## Required action
Return every line of the data exactly as it appears.

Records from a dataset
+===+
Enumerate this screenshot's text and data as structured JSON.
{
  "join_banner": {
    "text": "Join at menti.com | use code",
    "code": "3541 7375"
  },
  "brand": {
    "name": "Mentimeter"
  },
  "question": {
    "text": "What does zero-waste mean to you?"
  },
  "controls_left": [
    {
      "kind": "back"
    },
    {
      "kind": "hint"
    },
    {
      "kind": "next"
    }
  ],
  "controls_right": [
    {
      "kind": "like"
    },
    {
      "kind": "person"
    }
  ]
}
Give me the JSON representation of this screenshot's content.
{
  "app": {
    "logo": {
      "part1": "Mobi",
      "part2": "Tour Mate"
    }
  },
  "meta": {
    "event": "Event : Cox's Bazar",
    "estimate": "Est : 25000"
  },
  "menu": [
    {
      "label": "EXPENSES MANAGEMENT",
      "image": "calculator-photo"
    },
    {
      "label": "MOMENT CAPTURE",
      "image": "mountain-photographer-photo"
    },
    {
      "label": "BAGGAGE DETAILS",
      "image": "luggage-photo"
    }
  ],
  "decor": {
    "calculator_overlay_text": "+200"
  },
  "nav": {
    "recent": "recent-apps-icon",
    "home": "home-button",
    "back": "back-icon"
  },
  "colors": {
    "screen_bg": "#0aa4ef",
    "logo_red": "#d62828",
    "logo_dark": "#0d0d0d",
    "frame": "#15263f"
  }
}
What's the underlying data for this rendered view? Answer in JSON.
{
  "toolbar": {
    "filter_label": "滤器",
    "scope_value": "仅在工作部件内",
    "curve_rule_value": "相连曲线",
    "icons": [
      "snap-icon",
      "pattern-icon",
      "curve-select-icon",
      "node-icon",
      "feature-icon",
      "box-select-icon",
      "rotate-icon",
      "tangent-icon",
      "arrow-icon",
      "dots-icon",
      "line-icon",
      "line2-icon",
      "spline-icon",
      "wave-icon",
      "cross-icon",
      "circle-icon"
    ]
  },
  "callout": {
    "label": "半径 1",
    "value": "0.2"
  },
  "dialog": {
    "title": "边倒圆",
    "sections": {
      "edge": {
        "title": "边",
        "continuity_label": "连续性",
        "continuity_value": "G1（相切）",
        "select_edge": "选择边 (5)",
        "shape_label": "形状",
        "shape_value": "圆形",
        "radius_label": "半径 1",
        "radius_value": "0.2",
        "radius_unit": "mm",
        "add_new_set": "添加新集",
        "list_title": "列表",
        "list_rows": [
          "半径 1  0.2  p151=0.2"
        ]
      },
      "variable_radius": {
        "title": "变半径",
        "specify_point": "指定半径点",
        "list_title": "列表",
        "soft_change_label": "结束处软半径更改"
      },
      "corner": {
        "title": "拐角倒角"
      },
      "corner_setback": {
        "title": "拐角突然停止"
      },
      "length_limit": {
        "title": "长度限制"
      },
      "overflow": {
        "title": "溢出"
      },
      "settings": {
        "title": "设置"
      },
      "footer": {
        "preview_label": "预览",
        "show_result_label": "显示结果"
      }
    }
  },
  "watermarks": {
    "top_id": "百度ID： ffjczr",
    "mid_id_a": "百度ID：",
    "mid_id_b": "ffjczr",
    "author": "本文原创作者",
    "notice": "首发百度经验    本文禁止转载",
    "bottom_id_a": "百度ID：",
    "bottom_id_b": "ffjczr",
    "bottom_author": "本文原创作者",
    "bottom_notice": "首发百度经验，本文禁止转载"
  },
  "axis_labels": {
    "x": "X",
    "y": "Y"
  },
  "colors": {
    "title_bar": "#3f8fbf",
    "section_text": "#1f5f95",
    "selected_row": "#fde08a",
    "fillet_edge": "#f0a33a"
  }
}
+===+
## Problem solution
Enumerate this screenshot's text and data as structured JSON.
{
  "join_banner": {
    "text": "Join at menti.com | use code",
    "code": "3541 7375"
  },
  "brand": {
    "name": "Mentimeter"
  },
  "question": {
    "text": "What does zero-waste mean to you?"
  },
  "controls_left": [
    {
      "kind": "back"
    },
    {
      "kind": "hint"
    },
    {
      "kind": "next"
    }
  ],
  "controls_right": [
    {
      "kind": "like"
    },
    {
      "kind": "person"
    }
  ]
}
Give me the JSON representation of this screenshot's content.
{
  "app": {
    "logo": {
      "part1": "Mobi",
      "part2": "Tour Mate"
    }
  },
  "meta": {
    "event": "Event : Cox's Bazar",
    "estimate": "Est : 25000"
  },
  "menu": [
    {
      "label": "EXPENSES MANAGEMENT",
      "image": "calculator-photo"
    },
    {
      "label": "MOMENT CAPTURE",
      "image": "mountain-photographer-photo"
    },
    {
      "label": "BAGGAGE DETAILS",
      "image": "luggage-photo"
    }
  ],
  "decor": {
    "calculator_overlay_text": "+200"
  },
  "nav": {
    "recent": "recent-apps-icon",
    "home": "home-button",
    "back": "back-icon"
  },
  "colors": {
    "screen_bg": "#0aa4ef",
    "logo_red": "#d62828",
    "logo_dark": "#0d0d0d",
    "frame": "#15263f"
  }
}
What's the underlying data for this rendered view? Answer in JSON.
{
  "toolbar": {
    "filter_label": "滤器",
    "scope_value": "仅在工作部件内",
    "curve_rule_value": "相连曲线",
    "icons": [
      "snap-icon",
      "pattern-icon",
      "curve-select-icon",
      "node-icon",
      "feature-icon",
      "box-select-icon",
      "rotate-icon",
      "tangent-icon",
      "arrow-icon",
      "dots-icon",
      "line-icon",
      "line2-icon",
      "spline-icon",
      "wave-icon",
      "cross-icon",
      "circle-icon"
    ]
  },
  "callout": {
    "label": "半径 1",
    "value": "0.2"
  },
  "dialog": {
    "title": "边倒圆",
    "sections": {
      "edge": {
        "title": "边",
        "continuity_label": "连续性",
        "continuity_value": "G1（相切）",
        "select_edge": "选择边 (5)",
        "shape_label": "形状",
        "shape_value": "圆形",
        "radius_label": "半径 1",
        "radius_value": "0.2",
        "radius_unit": "mm",
        "add_new_set": "添加新集",
        "list_title": "列表",
        "list_rows": [
          "半径 1  0.2  p151=0.2"
        ]
      },
      "variable_radius": {
        "title": "变半径",
        "specify_point": "指定半径点",
        "list_title": "列表",
        "soft_change_label": "结束处软半径更改"
      },
      "corner": {
        "title": "拐角倒角"
      },
      "corner_setback": {
        "title": "拐角突然停止"
      },
      "length_limit": {
        "title": "长度限制"
      },
      "overflow": {
        "title": "溢出"
      },
      "settings": {
        "title": "设置"
      },
      "footer": {
        "preview_label": "预览",
        "show_result_label": "显示结果"
      }
    }
  },
  "watermarks": {
    "top_id": "百度ID： ffjczr",
    "mid_id_a": "百度ID：",
    "mid_id_b": "ffjczr",
    "author": "本文原创作者",
    "notice": "首发百度经验    本文禁止转载",
    "bottom_id_a": "百度ID：",
    "bottom_id_b": "ffjczr",
    "bottom_author": "本文原创作者",
    "bottom_notice": "首发百度经验，本文禁止转载"
  },
  "axis_labels": {
    "x": "X",
    "y": "Y"
  },
  "colors": {
    "title_bar": "#3f8fbf",
    "section_text": "#1f5f95",
    "selected_row": "#fde08a",
    "fillet_edge": "#f0a33a"
  }
}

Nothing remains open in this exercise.